1. Before you take ANY new drug, download the "Prescribing Information" for that drug. This is a legal document. It has to be kept up-to-date. It is the "label" you see mentioned in articles about the drug. Unfortunately, years ago the drug companies got the FDA to remove the requirement that a copy of this information be given to consumers when they purchased the drug at a pharmacy, and many people do not even know this important document exists.

The Prescribing Information will list all the known serious side effects of a drug. When the FDA issues a slap on the wrist, it makes the drug company mention the side effect in the Prescribing Information. The Avandia Prescribing information has listed heart failure as a concern for years and last year it added macular edema (swelling in the retinal area that can cause blindness.)

2. Make sure you understand the Prescribing Information.

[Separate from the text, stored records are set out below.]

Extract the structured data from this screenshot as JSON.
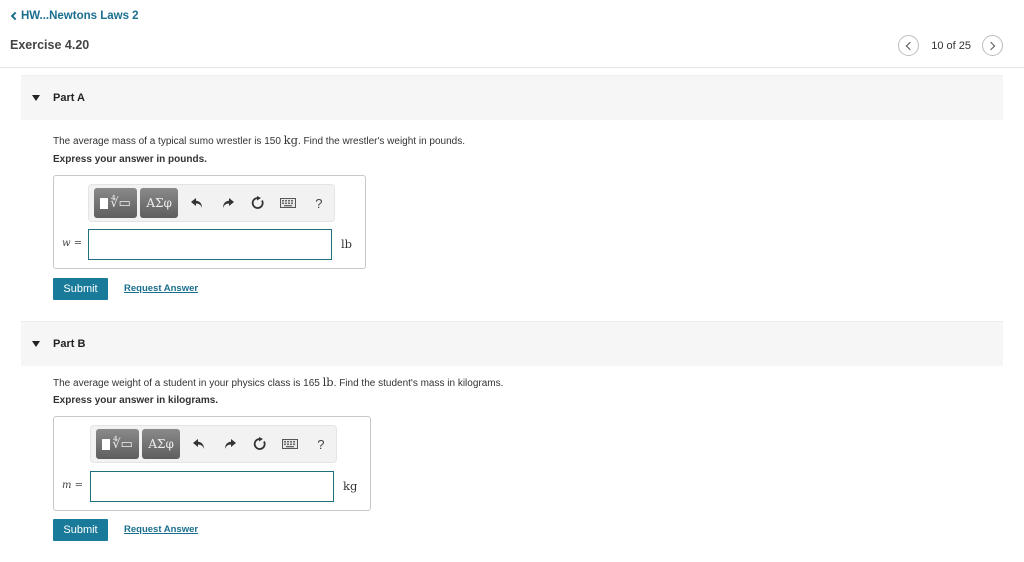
{
  "header": {
    "breadcrumb": "HW...Newtons Laws 2",
    "title": "Exercise 4.20",
    "pager": {
      "current": 10,
      "total": 25,
      "text": "10 of 25"
    }
  },
  "toolbar": {
    "items": [
      "templates-button",
      "greek-symbols-button",
      "undo-button",
      "redo-button",
      "reset-button",
      "keyboard-button",
      "help-button"
    ],
    "greek_label": "ΑΣφ",
    "help_label": "?"
  },
  "parts": [
    {
      "label": "Part A",
      "question_before": "The average mass of a typical sumo wrestler is 150 ",
      "question_unit": "kg",
      "question_after": ". Find the wrestler's weight in pounds.",
      "instruction": "Express your answer in pounds.",
      "variable": "w =",
      "input_value": "",
      "unit": "lb",
      "submit_label": "Submit",
      "request_label": "Request Answer"
    },
    {
      "label": "Part B",
      "question_before": "The average weight of a student in your physics class is 165 ",
      "question_unit": "lb",
      "question_after": ". Find the student's mass in kilograms.",
      "instruction": "Express your answer in kilograms.",
      "variable": "m =",
      "input_value": "",
      "unit": "kg",
      "submit_label": "Submit",
      "request_label": "Request Answer"
    }
  ]
}
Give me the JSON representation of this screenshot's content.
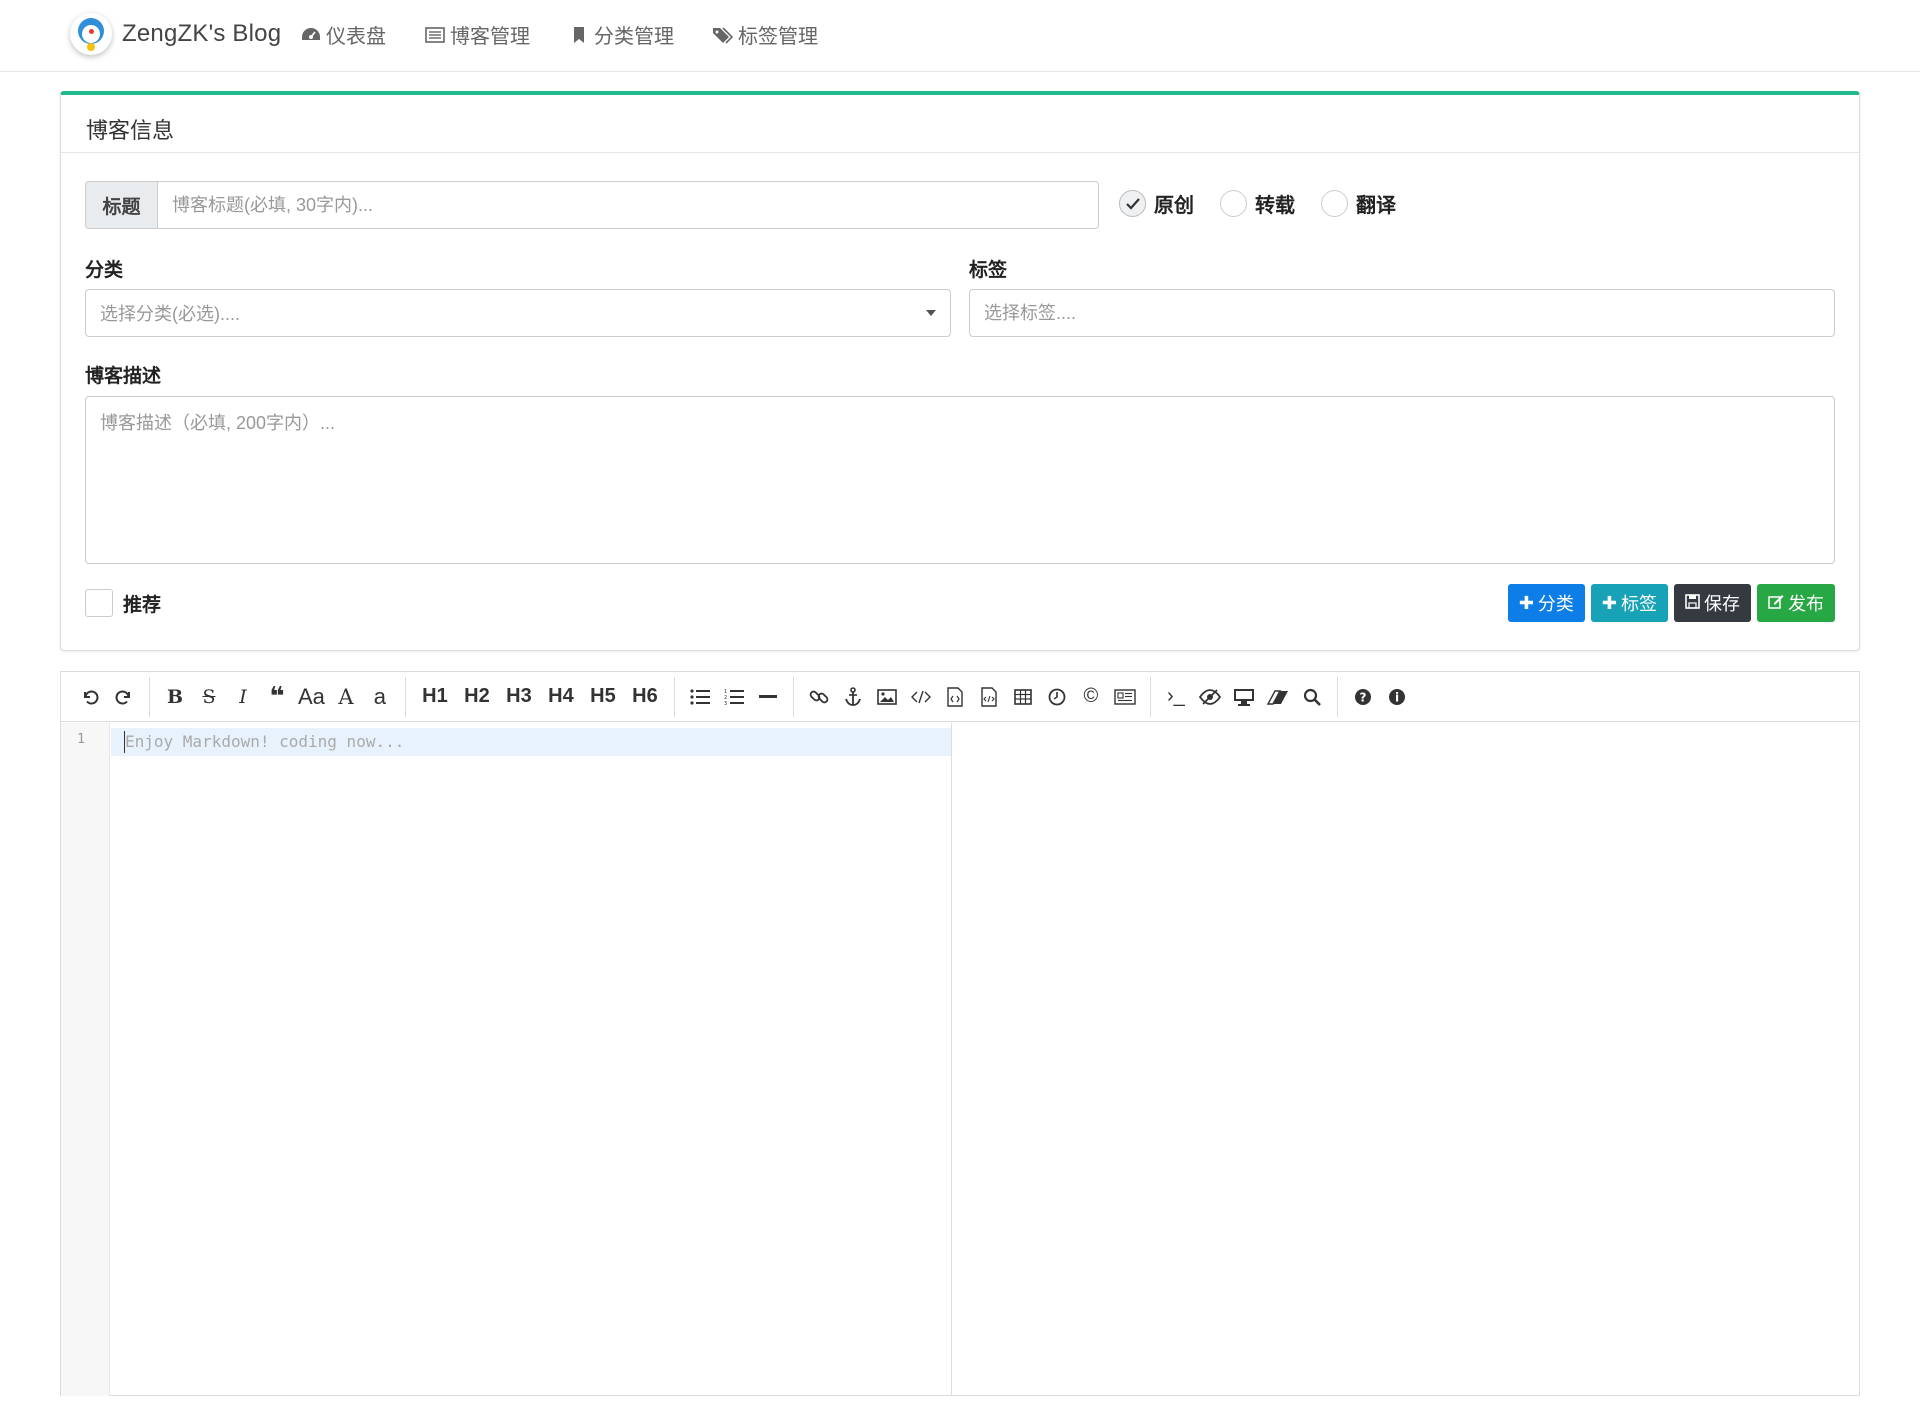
{
  "navbar": {
    "brand": "ZengZK's Blog",
    "items": [
      {
        "label": "仪表盘",
        "icon": "dashboard-icon"
      },
      {
        "label": "博客管理",
        "icon": "list-icon"
      },
      {
        "label": "分类管理",
        "icon": "bookmark-icon"
      },
      {
        "label": "标签管理",
        "icon": "tags-icon"
      }
    ]
  },
  "card": {
    "header": "博客信息",
    "title_label": "标题",
    "title_placeholder": "博客标题(必填, 30字内)...",
    "type_options": [
      {
        "label": "原创",
        "checked": true
      },
      {
        "label": "转载",
        "checked": false
      },
      {
        "label": "翻译",
        "checked": false
      }
    ],
    "category_label": "分类",
    "category_placeholder": "选择分类(必选)....",
    "tags_label": "标签",
    "tags_placeholder": "选择标签....",
    "desc_label": "博客描述",
    "desc_placeholder": "博客描述（必填, 200字内）...",
    "recommend_label": "推荐",
    "buttons": {
      "add_category": "分类",
      "add_tag": "标签",
      "save": "保存",
      "publish": "发布"
    }
  },
  "editor": {
    "toolbar_text": {
      "font_size": "Aa",
      "uppercase": "A",
      "lowercase": "a",
      "h1": "H1",
      "h2": "H2",
      "h3": "H3",
      "h4": "H4",
      "h5": "H5",
      "h6": "H6",
      "terminal": "›_"
    },
    "line_number": "1",
    "placeholder": "Enjoy Markdown! coding now..."
  },
  "colors": {
    "card_accent": "#21ba8c",
    "btn_blue": "#0d7de8",
    "btn_teal": "#17a2b8",
    "btn_dark": "#343a40",
    "btn_green": "#28a745"
  }
}
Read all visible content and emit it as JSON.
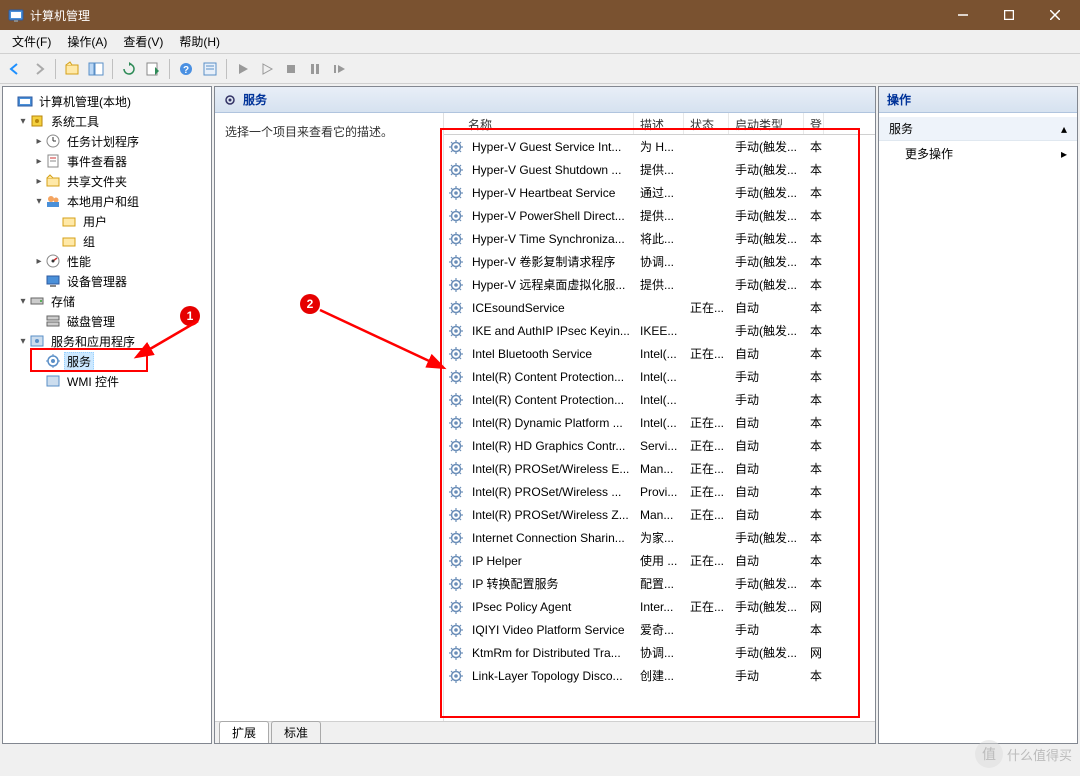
{
  "window": {
    "title": "计算机管理"
  },
  "menus": [
    "文件(F)",
    "操作(A)",
    "查看(V)",
    "帮助(H)"
  ],
  "tree": {
    "root": "计算机管理(本地)",
    "system_tools": "系统工具",
    "task_scheduler": "任务计划程序",
    "event_viewer": "事件查看器",
    "shared_folders": "共享文件夹",
    "local_users": "本地用户和组",
    "users": "用户",
    "groups": "组",
    "performance": "性能",
    "device_manager": "设备管理器",
    "storage": "存储",
    "disk_management": "磁盘管理",
    "services_apps": "服务和应用程序",
    "services": "服务",
    "wmi": "WMI 控件"
  },
  "center": {
    "header": "服务",
    "hint": "选择一个项目来查看它的描述。",
    "columns": {
      "name": "名称",
      "desc": "描述",
      "status": "状态",
      "startup": "启动类型",
      "logon": "登"
    },
    "tabs": {
      "extended": "扩展",
      "standard": "标准"
    }
  },
  "services_list": [
    {
      "name": "Hyper-V Guest Service Int...",
      "desc": "为 H...",
      "status": "",
      "startup": "手动(触发...",
      "logon": "本"
    },
    {
      "name": "Hyper-V Guest Shutdown ...",
      "desc": "提供...",
      "status": "",
      "startup": "手动(触发...",
      "logon": "本"
    },
    {
      "name": "Hyper-V Heartbeat Service",
      "desc": "通过...",
      "status": "",
      "startup": "手动(触发...",
      "logon": "本"
    },
    {
      "name": "Hyper-V PowerShell Direct...",
      "desc": "提供...",
      "status": "",
      "startup": "手动(触发...",
      "logon": "本"
    },
    {
      "name": "Hyper-V Time Synchroniza...",
      "desc": "将此...",
      "status": "",
      "startup": "手动(触发...",
      "logon": "本"
    },
    {
      "name": "Hyper-V 卷影复制请求程序",
      "desc": "协调...",
      "status": "",
      "startup": "手动(触发...",
      "logon": "本"
    },
    {
      "name": "Hyper-V 远程桌面虚拟化服...",
      "desc": "提供...",
      "status": "",
      "startup": "手动(触发...",
      "logon": "本"
    },
    {
      "name": "ICEsoundService",
      "desc": "",
      "status": "正在...",
      "startup": "自动",
      "logon": "本"
    },
    {
      "name": "IKE and AuthIP IPsec Keyin...",
      "desc": "IKEE...",
      "status": "",
      "startup": "手动(触发...",
      "logon": "本"
    },
    {
      "name": "Intel Bluetooth Service",
      "desc": "Intel(...",
      "status": "正在...",
      "startup": "自动",
      "logon": "本"
    },
    {
      "name": "Intel(R) Content Protection...",
      "desc": "Intel(...",
      "status": "",
      "startup": "手动",
      "logon": "本"
    },
    {
      "name": "Intel(R) Content Protection...",
      "desc": "Intel(...",
      "status": "",
      "startup": "手动",
      "logon": "本"
    },
    {
      "name": "Intel(R) Dynamic Platform ...",
      "desc": "Intel(...",
      "status": "正在...",
      "startup": "自动",
      "logon": "本"
    },
    {
      "name": "Intel(R) HD Graphics Contr...",
      "desc": "Servi...",
      "status": "正在...",
      "startup": "自动",
      "logon": "本"
    },
    {
      "name": "Intel(R) PROSet/Wireless E...",
      "desc": "Man...",
      "status": "正在...",
      "startup": "自动",
      "logon": "本"
    },
    {
      "name": "Intel(R) PROSet/Wireless ...",
      "desc": "Provi...",
      "status": "正在...",
      "startup": "自动",
      "logon": "本"
    },
    {
      "name": "Intel(R) PROSet/Wireless Z...",
      "desc": "Man...",
      "status": "正在...",
      "startup": "自动",
      "logon": "本"
    },
    {
      "name": "Internet Connection Sharin...",
      "desc": "为家...",
      "status": "",
      "startup": "手动(触发...",
      "logon": "本"
    },
    {
      "name": "IP Helper",
      "desc": "使用 ...",
      "status": "正在...",
      "startup": "自动",
      "logon": "本"
    },
    {
      "name": "IP 转换配置服务",
      "desc": "配置...",
      "status": "",
      "startup": "手动(触发...",
      "logon": "本"
    },
    {
      "name": "IPsec Policy Agent",
      "desc": "Inter...",
      "status": "正在...",
      "startup": "手动(触发...",
      "logon": "网"
    },
    {
      "name": "IQIYI Video Platform Service",
      "desc": "爱奇...",
      "status": "",
      "startup": "手动",
      "logon": "本"
    },
    {
      "name": "KtmRm for Distributed Tra...",
      "desc": "协调...",
      "status": "",
      "startup": "手动(触发...",
      "logon": "网"
    },
    {
      "name": "Link-Layer Topology Disco...",
      "desc": "创建...",
      "status": "",
      "startup": "手动",
      "logon": "本"
    }
  ],
  "actions": {
    "header": "操作",
    "section": "服务",
    "more": "更多操作"
  },
  "watermark": {
    "badge": "值",
    "text": "什么值得买"
  }
}
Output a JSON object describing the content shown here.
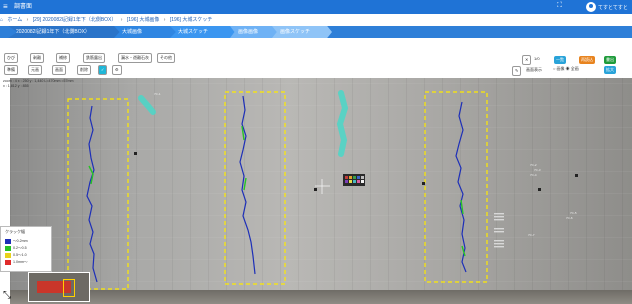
{
  "header": {
    "menu_icon": "hamburger-icon",
    "title": "調書面",
    "expand_icon": "expand-icon",
    "user_icon": "user-avatar-icon",
    "user_name": "てすとてすと"
  },
  "breadcrumb": {
    "items": [
      "ホーム",
      "[29] 2020082l記録1年下（北側BOX）",
      "[196] 大城画像",
      "[196] 大城スケッチ"
    ]
  },
  "steps": {
    "items": [
      "2020082l記録1年下（北側BOX）",
      "大城画像",
      "大城スケッチ",
      "画像画像",
      "画像スケッチ"
    ]
  },
  "toolbar": {
    "row1": [
      "ひび",
      "剥離",
      "補修",
      "鉄筋露出",
      "漏水・遊離石灰",
      "その他"
    ],
    "row2": [
      "準備",
      "元画",
      "画面",
      "削除"
    ],
    "page": "1/0",
    "right_buttons": [
      "一覧",
      "再読込",
      "書出"
    ],
    "display_label": "画面表示",
    "radio_options": [
      "画像",
      "全画",
      "拡大"
    ]
  },
  "info": {
    "lines": [
      "zoom : 4  x : 250  y : 1,440  L=470mm  =57mm",
      "x : 1,812  y : 855"
    ]
  },
  "legend": {
    "title": "クラック幅",
    "rows": [
      {
        "label": "～0.2mm",
        "color": "#1d2fb8"
      },
      {
        "label": "0.2～0.5",
        "color": "#27c227"
      },
      {
        "label": "0.5～1.0",
        "color": "#e8d21d"
      },
      {
        "label": "1.0mm～",
        "color": "#e02b2b"
      }
    ]
  },
  "colors": {
    "header_bg": "#1f73d6",
    "step_bg": "#2e7fd8",
    "region_box": "#ffeb00",
    "crack_primary": "#1d2fb8",
    "crack_secondary": "#27c227",
    "leakage": "#4ad7c8"
  },
  "canvas": {
    "text_marks": [
      "7C-1",
      "7C-2",
      "7C-3",
      "7C-4",
      "7C-5",
      "7C-6",
      "7C-7"
    ]
  },
  "overlay": {
    "collapse_icon": "collapse-arrow-icon"
  }
}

If your medical knowledge isn't good enough to understand the wording, do not be shy about calling up your doctor and asking him to interpret it to you. The information may be as big a surprise to your doctor as it is to you. When I have asked doctors about information in the Prescribing Information, including black box warnings, they have often not known it was there.

3. If there are serious side effects, ask your doctor whether there is testing that can spot these side effects early enough to prevent permanent damage and make sure your doctor does those tests. Even here, there is the concern that the drug company may have told your doctor that certain tests can guarantee safety when this is not true.

For example, with some drugs, including Rezulin, by the time your liver function tests came in abnormal, the damage was already done and you might not recover. With Zyprexa, by the time your blood sugar is abnormal, you may have sustained irreversible damage, too. Since we learned that the drug companies selling these dangerous drugs may offer insurance to your doctor to cover claims if you sue him after experiencing kind of permanent damage as an incentive to get him to keep prescribing a dangerous drug, as was done with both Vioxx and Zyprexa, you can't trust your doctor's assurances 100%.

4. Ask if there is an older, better understood drug or other healing strategy (like exercise and diet) that could be used instead of the newer drug. In the case of Avandia, diet and exercise provided much better outcomes for people with diabetes and prediabetes than did the drug. The alternative drugs or strategies are usually much cheaper, too.

5. If a doctor makes a claim that a new drug does something really important no other drug does and that is why you should take it, investigate the data on which that claim rests.

Many people with diabetes were told that Avandia would rejuvenate their beta cells, and that was why they should take it even if they were gaining tens of pounds and swelling up like ticks. This turns out to have been a claim based on the most flimsy of evidence--much of it derived from the study of another, more dangerous drug no longer on the market--that was recently completely disproved by the DREAM study.

Vioxx was sold with the promise that it didn't cause the stomach bleeding other NSAIDS cause, which was also false. (My mom ended up in the ER thanks to stomach bleeding from Vioxx.) More recent data shows that Vioxx and related expensive, dangerous, new drugs are no more effective than Ibuprofen.

Right now, people taking incretin drugs like Byetta are being told that this drug will rejuvenate their beta cells, but the evidence for this is also weak and is derived from mouse studies. One fact everyone with diabetes must memorize is this: Rodents have very different pancreas function from humans and many drugs have effects on rodents that they do not show in humans.

All this sounds like a lot of work, and it is. But since your doctor is too busy to do it, you will have to. It is YOUR body that will pay the price if you take a toxic drug.